Task statement |
Return all of the entries, keeping every word and mark as it is.

= = = =

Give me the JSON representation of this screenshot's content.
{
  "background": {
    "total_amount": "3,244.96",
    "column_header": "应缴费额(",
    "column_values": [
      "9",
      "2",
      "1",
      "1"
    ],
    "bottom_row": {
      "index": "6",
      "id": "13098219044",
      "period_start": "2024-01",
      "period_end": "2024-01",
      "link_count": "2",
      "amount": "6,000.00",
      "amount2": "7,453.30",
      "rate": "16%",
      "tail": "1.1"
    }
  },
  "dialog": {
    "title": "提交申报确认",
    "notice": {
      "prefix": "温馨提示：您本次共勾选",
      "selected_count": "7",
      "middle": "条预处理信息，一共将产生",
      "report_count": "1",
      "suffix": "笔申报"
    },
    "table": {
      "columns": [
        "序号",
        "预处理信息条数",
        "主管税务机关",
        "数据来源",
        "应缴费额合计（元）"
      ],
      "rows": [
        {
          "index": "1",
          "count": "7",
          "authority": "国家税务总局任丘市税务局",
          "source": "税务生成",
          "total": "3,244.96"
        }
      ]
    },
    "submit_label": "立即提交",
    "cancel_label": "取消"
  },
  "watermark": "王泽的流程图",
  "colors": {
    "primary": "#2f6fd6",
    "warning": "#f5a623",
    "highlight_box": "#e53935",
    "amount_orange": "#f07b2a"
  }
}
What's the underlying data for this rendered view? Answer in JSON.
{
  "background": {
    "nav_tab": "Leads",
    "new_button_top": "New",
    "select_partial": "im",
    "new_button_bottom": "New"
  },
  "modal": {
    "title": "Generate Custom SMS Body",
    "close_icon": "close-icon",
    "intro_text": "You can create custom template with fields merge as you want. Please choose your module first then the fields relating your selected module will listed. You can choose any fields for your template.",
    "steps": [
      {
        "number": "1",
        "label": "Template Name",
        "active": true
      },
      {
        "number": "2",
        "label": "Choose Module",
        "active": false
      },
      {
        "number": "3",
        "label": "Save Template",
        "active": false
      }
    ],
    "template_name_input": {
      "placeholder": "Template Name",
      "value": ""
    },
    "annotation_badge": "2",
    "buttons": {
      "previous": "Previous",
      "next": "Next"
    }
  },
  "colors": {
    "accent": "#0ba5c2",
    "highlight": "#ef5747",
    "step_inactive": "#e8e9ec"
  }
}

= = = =

Your response |
Give me the JSON representation of this screenshot's content.
{
  "background": {
    "total_amount": "3,244.96",
    "column_header": "应缴费额(",
    "column_values": [
      "9",
      "2",
      "1",
      "1"
    ],
    "bottom_row": {
      "index": "6",
      "id": "13098219044",
      "period_start": "2024-01",
      "period_end": "2024-01",
      "link_count": "2",
      "amount": "6,000.00",
      "amount2": "7,453.30",
      "rate": "16%",
      "tail": "1.1"
    }
  },
  "dialog": {
    "title": "提交申报确认",
    "notice": {
      "prefix": "温馨提示：您本次共勾选",
      "selected_count": "7",
      "middle": "条预处理信息，一共将产生",
      "report_count": "1",
      "suffix": "笔申报"
    },
    "table": {
      "columns": [
        "序号",
        "预处理信息条数",
        "主管税务机关",
        "数据来源",
        "应缴费额合计（元）"
      ],
      "rows": [
        {
          "index": "1",
          "count": "7",
          "authority": "国家税务总局任丘市税务局",
          "source": "税务生成",
          "total": "3,244.96"
        }
      ]
    },
    "submit_label": "立即提交",
    "cancel_label": "取消"
  },
  "watermark": "王泽的流程图",
  "colors": {
    "primary": "#2f6fd6",
    "warning": "#f5a623",
    "highlight_box": "#e53935",
    "amount_orange": "#f07b2a"
  }
}
What's the underlying data for this rendered view? Answer in JSON.
{
  "background": {
    "nav_tab": "Leads",
    "new_button_top": "New",
    "select_partial": "im",
    "new_button_bottom": "New"
  },
  "modal": {
    "title": "Generate Custom SMS Body",
    "close_icon": "close-icon",
    "intro_text": "You can create custom template with fields merge as you want. Please choose your module first then the fields relating your selected module will listed. You can choose any fields for your template.",
    "steps": [
      {
        "number": "1",
        "label": "Template Name",
        "active": true
      },
      {
        "number": "2",
        "label": "Choose Module",
        "active": false
      },
      {
        "number": "3",
        "label": "Save Template",
        "active": false
      }
    ],
    "template_name_input": {
      "placeholder": "Template Name",
      "value": ""
    },
    "annotation_badge": "2",
    "buttons": {
      "previous": "Previous",
      "next": "Next"
    }
  },
  "colors": {
    "accent": "#0ba5c2",
    "highlight": "#ef5747",
    "step_inactive": "#e8e9ec"
  }
}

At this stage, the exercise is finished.